Data Block Start
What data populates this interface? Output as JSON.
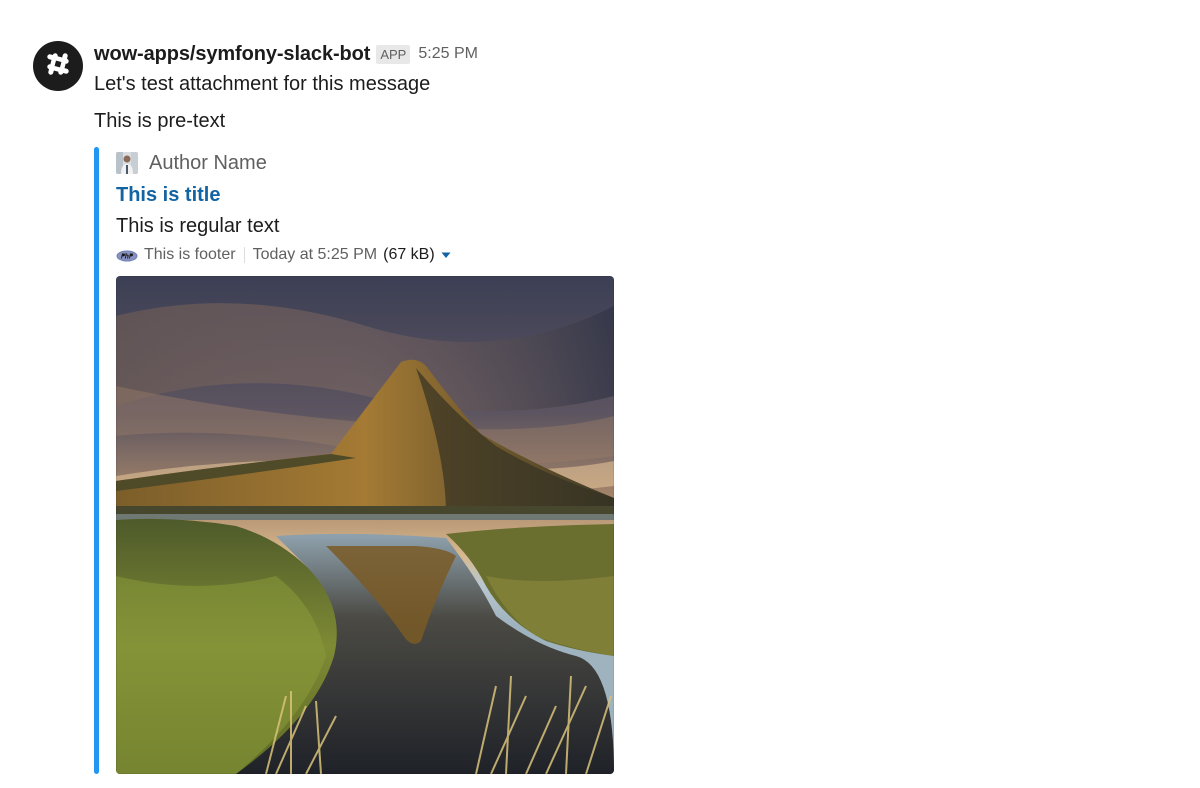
{
  "message": {
    "sender": "wow-apps/symfony-slack-bot",
    "badge": "APP",
    "time": "5:25 PM",
    "text": "Let's test attachment for this message",
    "pretext": "This is pre-text",
    "avatar_icon": "slack-hash-icon"
  },
  "attachment": {
    "color": "#2196f3",
    "author_name": "Author Name",
    "author_icon": "author-avatar-icon",
    "title": "This is title",
    "text": "This is regular text",
    "footer": "This is footer",
    "footer_icon": "php-logo-icon",
    "footer_time": "Today at 5:25 PM",
    "file_size": "(67 kB)",
    "caret_icon": "caret-down-icon",
    "image": "mountain-lake-photo"
  },
  "colors": {
    "text": "#1d1c1d",
    "muted": "#616061",
    "link": "#1264a3",
    "accent_bar": "#2196f3"
  }
}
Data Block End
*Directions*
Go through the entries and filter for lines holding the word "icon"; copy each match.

*Response area*
    "avatar_icon": "slack-hash-icon"
    "author_icon": "author-avatar-icon",
    "footer_icon": "php-logo-icon",
    "caret_icon": "caret-down-icon",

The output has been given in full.